[DATASET EXTRACT]
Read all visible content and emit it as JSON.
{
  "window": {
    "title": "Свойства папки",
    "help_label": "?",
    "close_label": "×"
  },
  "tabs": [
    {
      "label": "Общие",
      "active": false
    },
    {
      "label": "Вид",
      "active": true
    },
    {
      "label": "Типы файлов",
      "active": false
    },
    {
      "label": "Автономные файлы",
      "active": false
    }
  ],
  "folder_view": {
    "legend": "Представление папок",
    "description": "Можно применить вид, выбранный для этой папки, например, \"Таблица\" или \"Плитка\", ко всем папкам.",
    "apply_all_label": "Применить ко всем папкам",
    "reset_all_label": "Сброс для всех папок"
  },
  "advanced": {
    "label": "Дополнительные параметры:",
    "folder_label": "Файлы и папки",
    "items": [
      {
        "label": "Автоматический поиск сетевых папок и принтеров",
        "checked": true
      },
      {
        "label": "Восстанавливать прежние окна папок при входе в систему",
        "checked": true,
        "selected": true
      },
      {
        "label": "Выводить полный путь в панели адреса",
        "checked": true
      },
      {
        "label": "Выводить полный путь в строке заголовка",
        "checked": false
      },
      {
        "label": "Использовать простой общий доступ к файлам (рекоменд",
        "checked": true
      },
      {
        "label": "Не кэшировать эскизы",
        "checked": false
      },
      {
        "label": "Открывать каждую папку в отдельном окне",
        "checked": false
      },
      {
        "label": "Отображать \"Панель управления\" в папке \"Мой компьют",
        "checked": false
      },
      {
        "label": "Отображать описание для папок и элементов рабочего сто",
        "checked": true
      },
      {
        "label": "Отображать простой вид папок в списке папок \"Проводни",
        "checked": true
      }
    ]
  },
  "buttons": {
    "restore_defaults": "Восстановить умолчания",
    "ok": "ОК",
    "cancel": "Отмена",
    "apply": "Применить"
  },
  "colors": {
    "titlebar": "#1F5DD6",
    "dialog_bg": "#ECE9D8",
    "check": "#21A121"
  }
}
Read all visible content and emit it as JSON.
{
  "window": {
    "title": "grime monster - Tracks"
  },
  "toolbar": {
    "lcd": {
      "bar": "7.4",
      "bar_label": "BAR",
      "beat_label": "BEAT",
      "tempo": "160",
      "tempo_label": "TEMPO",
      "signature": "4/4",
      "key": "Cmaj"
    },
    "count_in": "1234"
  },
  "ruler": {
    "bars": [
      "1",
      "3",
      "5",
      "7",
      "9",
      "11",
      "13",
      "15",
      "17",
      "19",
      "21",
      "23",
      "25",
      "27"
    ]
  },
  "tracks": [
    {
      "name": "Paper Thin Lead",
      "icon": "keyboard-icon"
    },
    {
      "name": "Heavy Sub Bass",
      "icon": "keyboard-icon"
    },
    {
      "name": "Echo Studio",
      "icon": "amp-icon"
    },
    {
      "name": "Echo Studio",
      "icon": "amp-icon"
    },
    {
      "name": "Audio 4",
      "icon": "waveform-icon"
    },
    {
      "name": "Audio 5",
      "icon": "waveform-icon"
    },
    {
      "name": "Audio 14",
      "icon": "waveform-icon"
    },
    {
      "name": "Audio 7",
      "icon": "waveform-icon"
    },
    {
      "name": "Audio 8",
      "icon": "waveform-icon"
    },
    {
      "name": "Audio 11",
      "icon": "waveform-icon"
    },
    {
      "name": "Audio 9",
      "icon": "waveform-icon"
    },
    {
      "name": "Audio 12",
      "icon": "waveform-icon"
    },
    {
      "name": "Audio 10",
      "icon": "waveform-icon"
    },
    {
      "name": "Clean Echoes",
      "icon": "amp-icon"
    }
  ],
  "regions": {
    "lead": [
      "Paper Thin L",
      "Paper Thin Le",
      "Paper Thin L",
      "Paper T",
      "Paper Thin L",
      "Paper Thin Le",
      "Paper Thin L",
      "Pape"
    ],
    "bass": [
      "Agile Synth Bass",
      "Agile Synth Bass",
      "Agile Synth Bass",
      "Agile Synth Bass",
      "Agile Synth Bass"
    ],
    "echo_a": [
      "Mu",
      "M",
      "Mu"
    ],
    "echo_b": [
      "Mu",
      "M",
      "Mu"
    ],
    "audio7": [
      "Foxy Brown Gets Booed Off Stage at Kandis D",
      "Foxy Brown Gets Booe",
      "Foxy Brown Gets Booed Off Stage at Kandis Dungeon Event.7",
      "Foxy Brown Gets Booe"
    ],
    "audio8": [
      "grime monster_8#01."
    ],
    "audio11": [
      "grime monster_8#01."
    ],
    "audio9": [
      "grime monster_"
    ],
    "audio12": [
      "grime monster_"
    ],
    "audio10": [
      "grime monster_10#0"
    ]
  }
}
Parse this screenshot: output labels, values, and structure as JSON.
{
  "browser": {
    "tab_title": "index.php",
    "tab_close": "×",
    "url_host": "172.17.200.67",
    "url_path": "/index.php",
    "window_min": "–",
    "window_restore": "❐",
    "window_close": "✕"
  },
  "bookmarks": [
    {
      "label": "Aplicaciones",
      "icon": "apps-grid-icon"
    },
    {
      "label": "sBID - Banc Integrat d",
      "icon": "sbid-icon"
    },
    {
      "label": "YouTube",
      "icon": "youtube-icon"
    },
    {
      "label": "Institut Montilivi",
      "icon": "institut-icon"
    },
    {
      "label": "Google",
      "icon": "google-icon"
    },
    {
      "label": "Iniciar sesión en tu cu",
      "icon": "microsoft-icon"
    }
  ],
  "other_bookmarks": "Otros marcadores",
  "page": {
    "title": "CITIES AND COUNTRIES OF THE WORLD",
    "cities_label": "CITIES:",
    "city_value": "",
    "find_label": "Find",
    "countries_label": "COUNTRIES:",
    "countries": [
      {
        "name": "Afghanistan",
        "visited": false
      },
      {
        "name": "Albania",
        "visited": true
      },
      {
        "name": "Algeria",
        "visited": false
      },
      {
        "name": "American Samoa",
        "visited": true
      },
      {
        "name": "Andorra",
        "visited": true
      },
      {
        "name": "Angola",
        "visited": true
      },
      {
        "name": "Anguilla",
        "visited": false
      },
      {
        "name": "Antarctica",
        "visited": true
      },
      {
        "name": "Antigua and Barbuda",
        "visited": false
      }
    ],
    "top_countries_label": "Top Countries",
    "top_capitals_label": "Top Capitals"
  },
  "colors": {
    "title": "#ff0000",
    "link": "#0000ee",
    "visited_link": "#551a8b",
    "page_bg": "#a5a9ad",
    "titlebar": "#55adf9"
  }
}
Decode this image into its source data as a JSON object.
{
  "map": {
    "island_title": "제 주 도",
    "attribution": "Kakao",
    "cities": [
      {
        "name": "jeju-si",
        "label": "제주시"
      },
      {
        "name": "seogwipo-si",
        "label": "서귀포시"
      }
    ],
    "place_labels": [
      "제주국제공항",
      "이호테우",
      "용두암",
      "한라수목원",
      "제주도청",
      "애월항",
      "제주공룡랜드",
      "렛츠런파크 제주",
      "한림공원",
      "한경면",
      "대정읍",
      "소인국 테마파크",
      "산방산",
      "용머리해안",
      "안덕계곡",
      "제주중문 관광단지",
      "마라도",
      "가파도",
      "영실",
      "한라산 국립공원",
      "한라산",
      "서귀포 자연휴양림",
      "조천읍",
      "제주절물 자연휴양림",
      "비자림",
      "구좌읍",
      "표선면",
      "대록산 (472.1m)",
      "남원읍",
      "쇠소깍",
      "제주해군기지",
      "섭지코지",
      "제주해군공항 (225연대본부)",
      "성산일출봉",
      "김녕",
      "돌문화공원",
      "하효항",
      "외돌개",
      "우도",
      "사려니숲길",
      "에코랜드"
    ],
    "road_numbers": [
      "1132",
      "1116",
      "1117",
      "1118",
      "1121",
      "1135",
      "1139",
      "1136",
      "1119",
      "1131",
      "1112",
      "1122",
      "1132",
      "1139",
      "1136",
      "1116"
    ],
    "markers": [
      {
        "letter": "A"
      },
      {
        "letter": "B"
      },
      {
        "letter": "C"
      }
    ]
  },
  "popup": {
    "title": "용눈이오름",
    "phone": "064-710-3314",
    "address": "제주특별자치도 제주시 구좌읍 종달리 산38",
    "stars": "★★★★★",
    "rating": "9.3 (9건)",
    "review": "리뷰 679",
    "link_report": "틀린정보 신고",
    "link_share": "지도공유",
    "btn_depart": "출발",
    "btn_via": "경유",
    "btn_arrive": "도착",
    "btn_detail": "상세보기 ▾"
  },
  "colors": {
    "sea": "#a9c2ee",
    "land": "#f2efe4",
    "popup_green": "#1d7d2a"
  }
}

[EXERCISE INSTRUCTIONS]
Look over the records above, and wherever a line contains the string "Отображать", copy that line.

[EXERCISE OUTPUT]
        "label": "Отображать \"Панель управления\" в папке \"Мой компьют",
        "label": "Отображать описание для папок и элементов рабочего сто",
        "label": "Отображать простой вид папок в списке папок \"Проводни",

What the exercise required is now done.